But what about the stones themselves? What was it about them which aroused such intense suspicion and hostility? No clear answer can be found, because like a jigsaw puzzle with missing pieces, many of the original stones have been lost. Two additional stones were added after the eight original stones were exhibited in Glossop, but not all appear to be of the same age and although some are Celtic in style, others are clearly medieval and may possibly have formed parts of gravestones. Archaeologists have been unable to explain their meaning after decades of study, and the mystery looks set to continue.

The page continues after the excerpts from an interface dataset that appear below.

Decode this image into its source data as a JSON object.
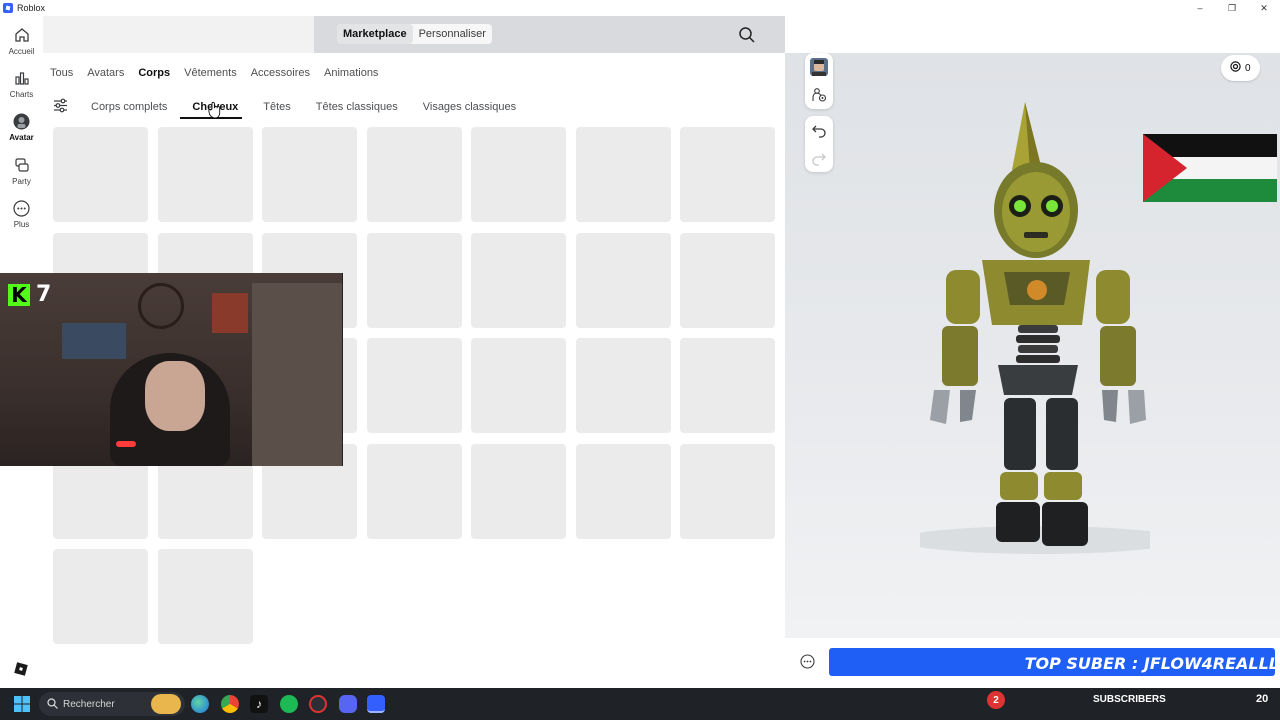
{
  "window": {
    "title": "Roblox"
  },
  "rail": {
    "items": [
      {
        "label": "Accueil",
        "icon": "home-icon"
      },
      {
        "label": "Charts",
        "icon": "charts-icon"
      },
      {
        "label": "Avatar",
        "icon": "avatar-icon",
        "active": true
      },
      {
        "label": "Party",
        "icon": "party-icon"
      },
      {
        "label": "Plus",
        "icon": "more-icon"
      }
    ]
  },
  "header": {
    "segments": [
      "Marketplace",
      "Personnaliser"
    ],
    "selected_segment": "Marketplace"
  },
  "categories": {
    "items": [
      "Tous",
      "Avatars",
      "Corps",
      "Vêtements",
      "Accessoires",
      "Animations"
    ],
    "selected": "Corps"
  },
  "subcategories": {
    "items": [
      "Corps complets",
      "Cheveux",
      "Têtes",
      "Têtes classiques",
      "Visages classiques"
    ],
    "selected": "Cheveux"
  },
  "grid": {
    "placeholder_count": 30
  },
  "stream_overlay": {
    "kick_count": "7"
  },
  "preview": {
    "robux_balance": "0"
  },
  "ticker": {
    "text": "TOP SUBER : JFLOW4REALLL"
  },
  "taskbar": {
    "search_label": "Rechercher",
    "notification_count": "2",
    "subscribers_label": "SUBSCRIBERS",
    "overlay_number": "20"
  },
  "colors": {
    "accent": "#335fff",
    "ticker": "#1f5ff5",
    "tile": "#ebebeb",
    "kick": "#53fc18"
  }
}
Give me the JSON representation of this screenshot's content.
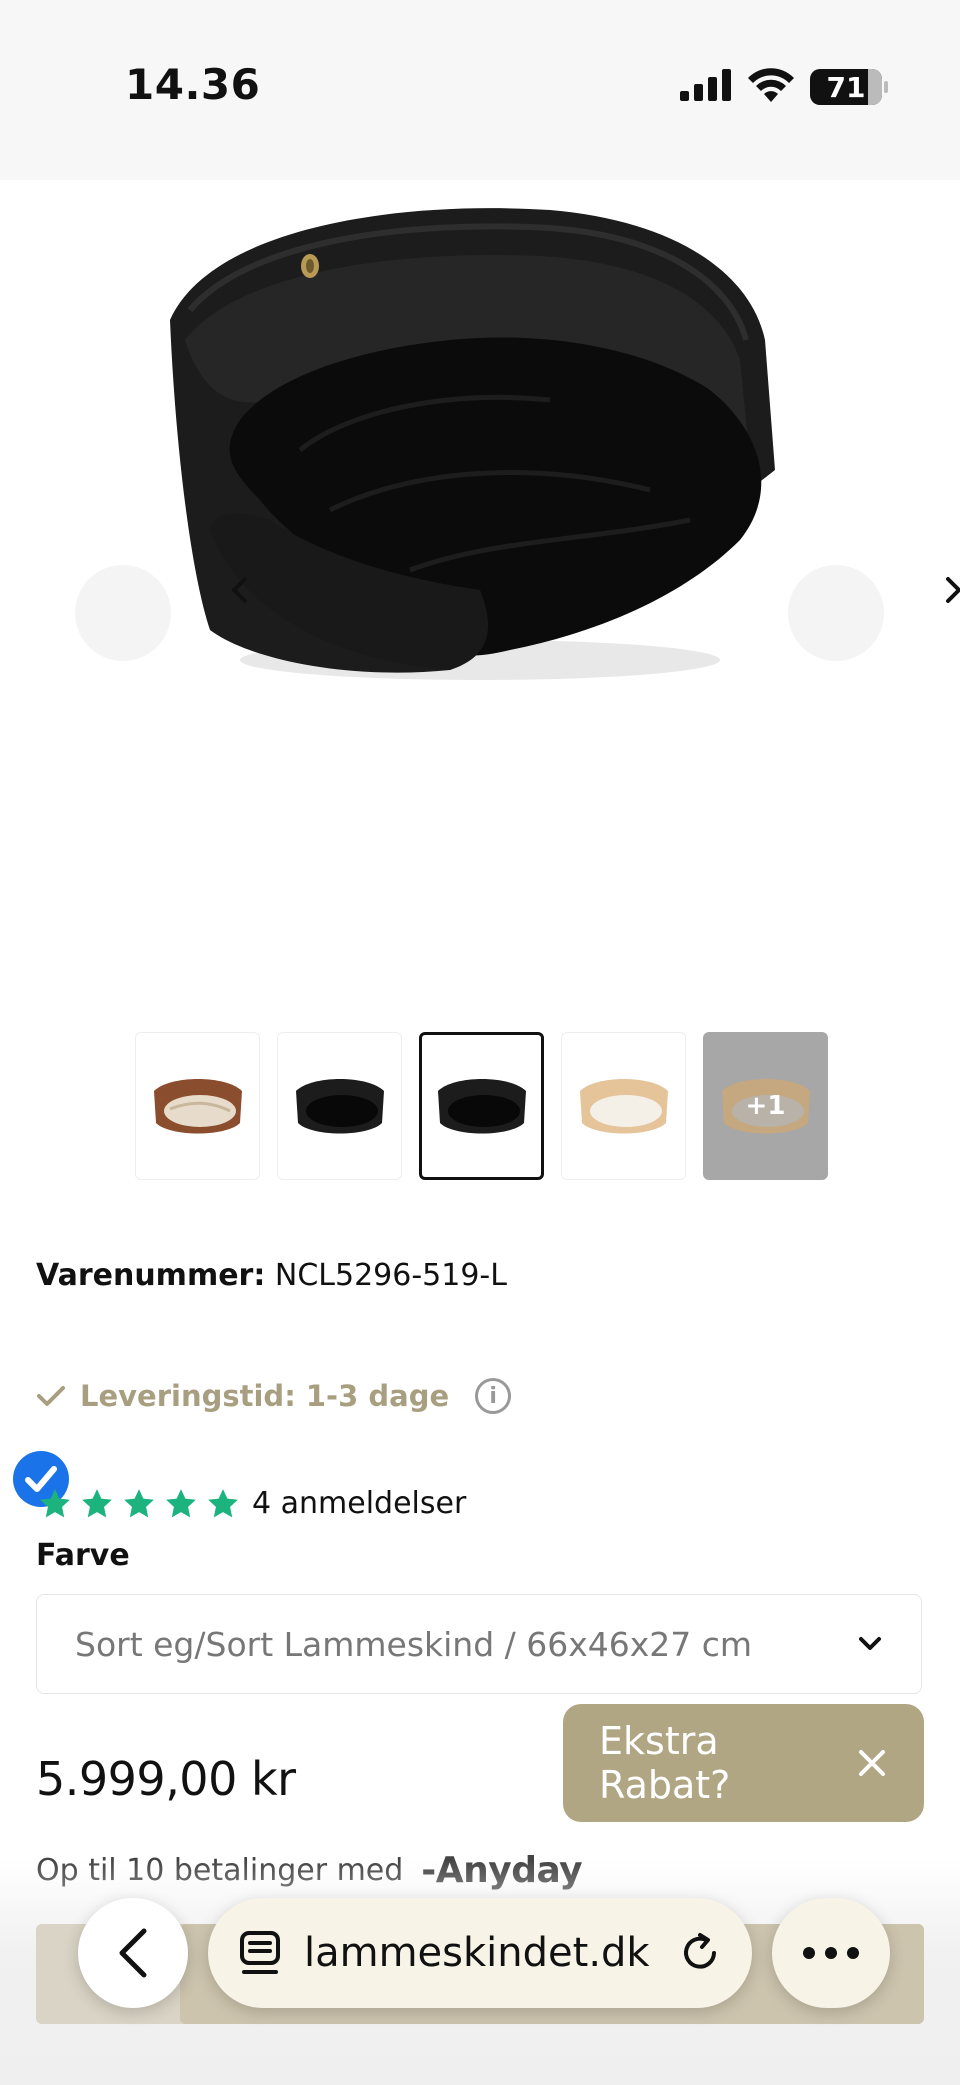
{
  "status_bar": {
    "time": "14.36",
    "battery": "71",
    "icons": [
      "cellular-signal-icon",
      "wifi-icon",
      "battery-icon"
    ]
  },
  "gallery": {
    "thumbnails": [
      {
        "name": "thumb-walnut-beige",
        "active": false
      },
      {
        "name": "thumb-black-black-1",
        "active": false
      },
      {
        "name": "thumb-black-black-2",
        "active": true
      },
      {
        "name": "thumb-oak-white",
        "active": false
      },
      {
        "name": "thumb-more",
        "label": "+1",
        "active": false
      }
    ]
  },
  "product": {
    "sku_label": "Varenummer:",
    "sku_value": "NCL5296-519-L",
    "delivery_text": "Leveringstid: 1-3 dage",
    "rating_stars": 5,
    "review_count_text": "4 anmeldelser",
    "color_label": "Farve",
    "color_selected": "Sort eg/Sort Lammeskind / 66x46x27 cm",
    "price": "5.999,00 kr",
    "installments_text": "Op til 10 betalinger med",
    "installments_brand": "Anyday"
  },
  "promo": {
    "label": "Ekstra Rabat?"
  },
  "browser": {
    "url": "lammeskindet.dk"
  },
  "colors": {
    "accent_gold": "#b1a684",
    "delivery_text": "#a89f80",
    "star_green": "#1db37f",
    "badge_blue": "#1a73e8"
  }
}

Prehistoric stones are often associated with fertility rites and one of the stones from Mouselow contains a phallic symbol of Roman style. Others contain Celtic ‘roses’ and the letter ‘A’ which may have formed part of an inscription of dedication to a deity, perhaps ‘Anu’ or ‘Arnemetia’, the Celtic goddess who presided over the thermal springs at Buxton. A number of stones contain symbols grouped like a domino that connect them with a woman or women whose graves they may have originally marked.
The most mysterious stone in the Mouselow collection, and possibly the earliest in date, tapers towards one end and reveals its secrets only when placed upright and cross-lit. Then, what appears to be a pattern of lozenges is transformed into the figure of a woman wearing a distinctive tartan garment and with her hair drawn up into a bun. According to experts the nearest archaeological comparison is found in Bronze Age Denmark. If correct, this stone is truly Celtic and was carved by the people who buried their dead on Mouselow Hill long before the arrival of the Romans.
Movement of sacred stones and their handling by people from outside the tradition which created them, has always been surrounded by strong taboos in folklore. Also typically Celtic is the existence of ‘guardians’ who preserve sacred stones and charms, which in parts of Scotland and Ireland have been passed down through generations of families. It appears that in this part of the Peak District, centuries after the arrival of Christianity, there are still some who continue to follow ‘the old ways.’ They continue their respect for sacred places and certain stones which have special powers, and questions from outsiders will always remain unwelcome.
Copyright D.Clarke 2011